At an event on Friday, NASA laid out its plans for making the International Space Station a hub for commercial activity in low-Earth orbit. The agency has long planned to make the ISS a key anchor point for helping private business operate in space.
“We’re hear because the International Space Station is now open for business,” said NASA Lead Spokesperson Stephanie Schierholz at the conference outset. 20 companies joined NASA officials on stage to launch this new commercial ability to discuss the opportunities and plan.
Part of the plan includes allowing private astronauts to visit and stay on the ISS, travelling on US vehicles. It also includes allowing private business activities to take place on the ISS, including “in-space manufacturing,” marketing activities, healthcare research “and more,” NASA says.
NASA articulated a five-part plan that it says “doesn’t conflict” with government and public sector use of the ISS, but that stands to allow creative and varied revenue-generating opportunities for private actors. NASA’s goal overall is to become “one of many” users of the ISS and low-Earth orbit facilities, they agency said, and this should lead to benefits for tax payers, too.
Here’s NASA’s five-part plan as described at a high level today:
- Part one – NASA created an International Space Station Commercial Use pPolicy. It provides an initial supply or quota of resources including crew time, and cargo launch and return capabilities for purchase by private companies.
- Part two – Private astronauts can visit for up to two short duration per year, beginning early as 2020). Missions will be privately funded, dedicated commercial space flight and will have to use US spacecraft (including those being certified by the NASA crew space travel program like SpaceX’s Crew Dragon). NASA will lay out pricing for use of life support, crew supply, storage and data.
- Part three – The forward part of ISS Node 2 Harmony module available for first element of commercial destination. They characterized this as an initial step towards future commercial habitable modules in space. There’s a request for proposals coming on June 14 and NASA will select a first customer to award the port’s development by end of this fiscal year.

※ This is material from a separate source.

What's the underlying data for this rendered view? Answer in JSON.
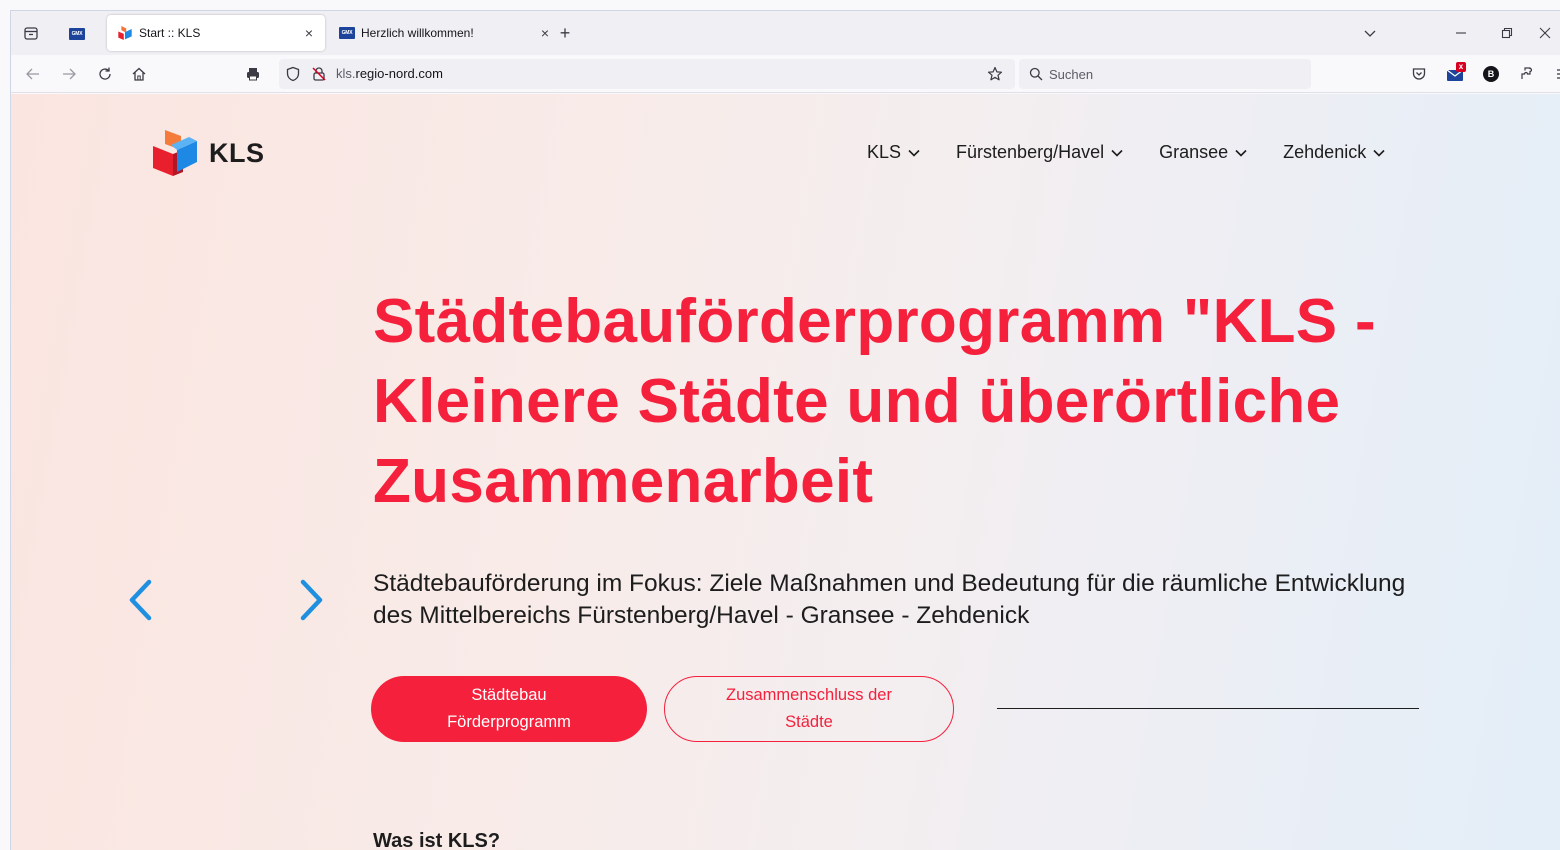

- Part four – NASA is developing plan to stimulate long-term commercial demand, and it’s starting by studying space manufacturing and regenerative medicine in particular. The agency is asking for white papers by June 15 and proposals by July 28.
- Part five – NASA has new white paper that articulates the minimum viable needs for long-term commercial operations in long-term orbit.
Lowering price for commercial transit is incredibly important to this plan overall and that came up repeatedly, and it seems like this is mostly a call to private entities to help solve these and other problems to make sure that commercialization is not only available, but also viable. Another piece of the plan is that long-term, over the next decade or so, private entities investing in the ISS can potentially replace it with a privately run space station, which would help address its eventual end-of-life replacement plans.